The study findings are not generalisable beyond the RCA training practices in this single health authority. But given the degree of congruence with Braithwaite et al.  and specific findings in previous research [9–11, 16, 17, 19, 21, 22], it is possible that similar issues would be uncovered in other regions and countries with comparable training arrangements, particularly with regard to the significant proportion of trained staff who do not gain any post-training investigation experience. A key consideration, therefore, will be the cost-benefits involved in taking healthcare staff out of frontline clinical duties to provide them with RCA training and then failing to utilize or support them in the post-training phase.
One potential option is to better select staff for more intensive RCA training, while training less staff numbers so that organisations develop a strong core grouping with the requisite experience, expertise and leadership skills - augmented by the provision of continuous developmental support. Potentially this offers a number of advantages over current arrangements. A better trained and dedicated RCA staff group which is afforded greater opportunities to gain experience may retain and strengthen their analytical knowledge and skills and also benefit from shared peer-to-peer learning – leading to more meaningful and effective incident investigations. In developing this ‘expert community of practice’, these individuals (or as a group) may also become better equipped to highlight and challenge existing institutional barriers to engaging in and learning from incident investigation and start to make progress in developing a more positive safety culture. However, this will require organisations – and, perhaps more specifically, local healthcare leaders - to give greater priority to investigations and provide some element of protected time for these staff to continue to develop related experience and expertise when necessary. In some cases this may require a paradigm shift in local middle management and executive level attitudes and behaviours towards improving patient safety that goes beyond purely rhetorical endorsement of this concept as the single most important healthcare priority. A recent high profile media exposure of inconsistencies around serious patient safety incident investigation practices across NHSiS may have some impact in this regard .
Strengths and limitations

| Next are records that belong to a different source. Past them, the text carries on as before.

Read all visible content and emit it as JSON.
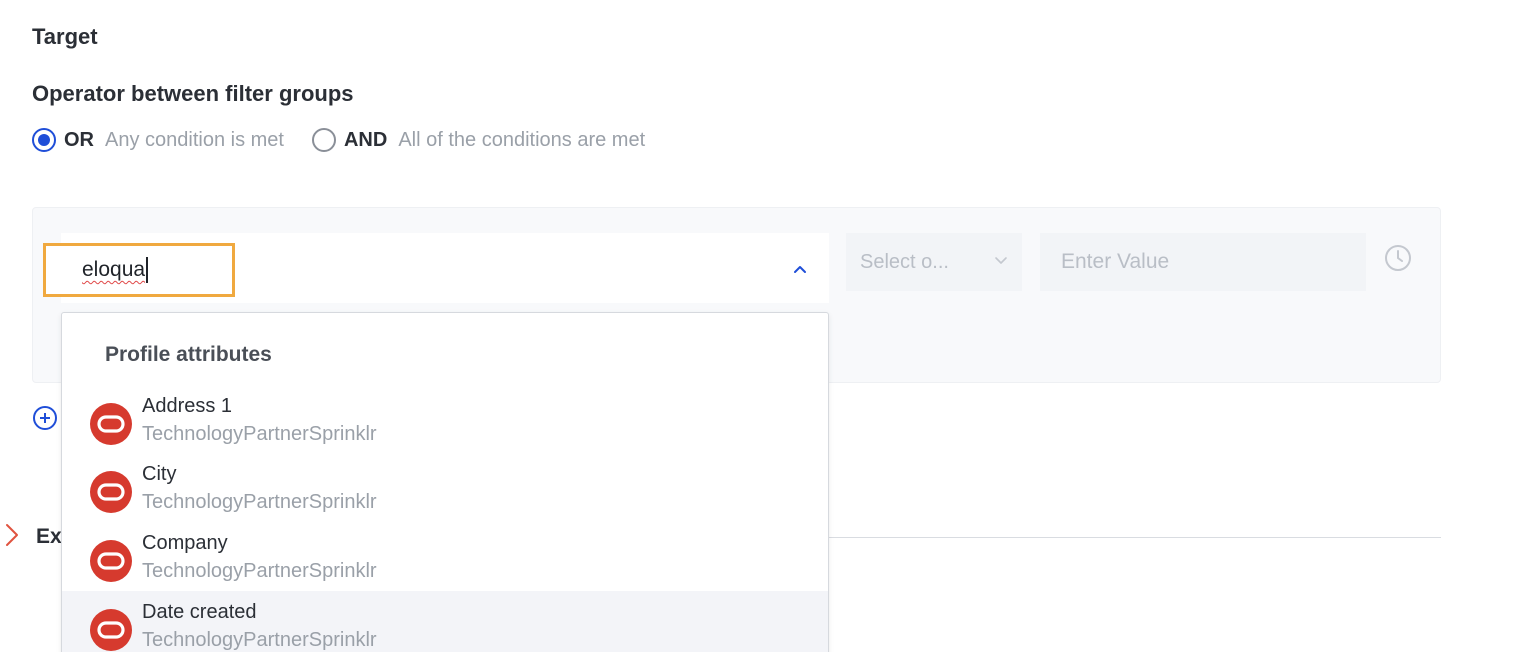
{
  "headings": {
    "target": "Target",
    "operator_between_groups": "Operator between filter groups"
  },
  "operator_options": [
    {
      "label": "OR",
      "description": "Any condition is met",
      "selected": true
    },
    {
      "label": "AND",
      "description": "All of the conditions are met",
      "selected": false
    }
  ],
  "filter": {
    "search_value": "eloqua",
    "operator_placeholder": "Select o...",
    "value_placeholder": "Enter Value"
  },
  "dropdown": {
    "section_title": "Profile attributes",
    "options": [
      {
        "label": "Address 1",
        "source": "TechnologyPartnerSprinklr",
        "icon": "oracle-logo-icon",
        "highlighted": false
      },
      {
        "label": "City",
        "source": "TechnologyPartnerSprinklr",
        "icon": "oracle-logo-icon",
        "highlighted": false
      },
      {
        "label": "Company",
        "source": "TechnologyPartnerSprinklr",
        "icon": "oracle-logo-icon",
        "highlighted": false
      },
      {
        "label": "Date created",
        "source": "TechnologyPartnerSprinklr",
        "icon": "oracle-logo-icon",
        "highlighted": true
      }
    ]
  },
  "section_collapsed": {
    "label_visible": "Ex"
  },
  "colors": {
    "accent": "#1f4ed8",
    "focus_border": "#f0a93f",
    "oracle_red": "#d63a2e",
    "expand_chevron": "#e0533f"
  }
}
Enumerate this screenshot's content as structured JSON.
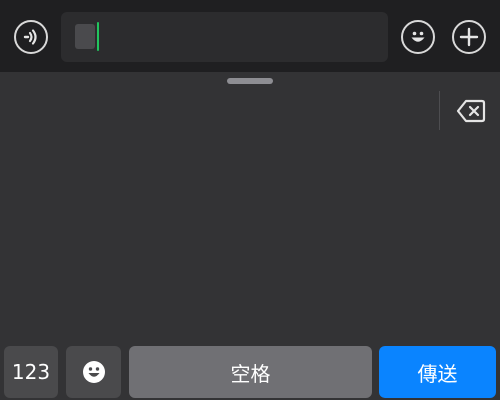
{
  "input": {
    "value": ""
  },
  "keyboard": {
    "numbers_label": "123",
    "space_label": "空格",
    "send_label": "傳送"
  },
  "icons": {
    "voice": "voice-icon",
    "emoji": "emoji-icon",
    "add": "plus-icon",
    "backspace": "backspace-icon",
    "emoji_key": "emoji-icon"
  },
  "colors": {
    "send_button": "#0a84ff",
    "caret": "#22c55e"
  }
}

Our survey generated a moderate response rate although respondent numbers were still significantly large enough for useful statistical inferences and adding to our knowledge and understanding in this topic area. A number of limitations are associated with this type of descriptive cross sectional survey. It is likely that a proportion of non-respondents will have changed posts and therefore email addresses since RCA training and so could not be tracked using the online survey system. There may have been response bias as we were unable to compare and explore the characteristics of responders and non-responders as well as recall bias given the time lag between training and completing the questionnaire experienced by some. Also, self-report data may not be fully reliable as there is no means of independent verification. Caution should therefore be exercised when extrapolating these findings for more general purposes.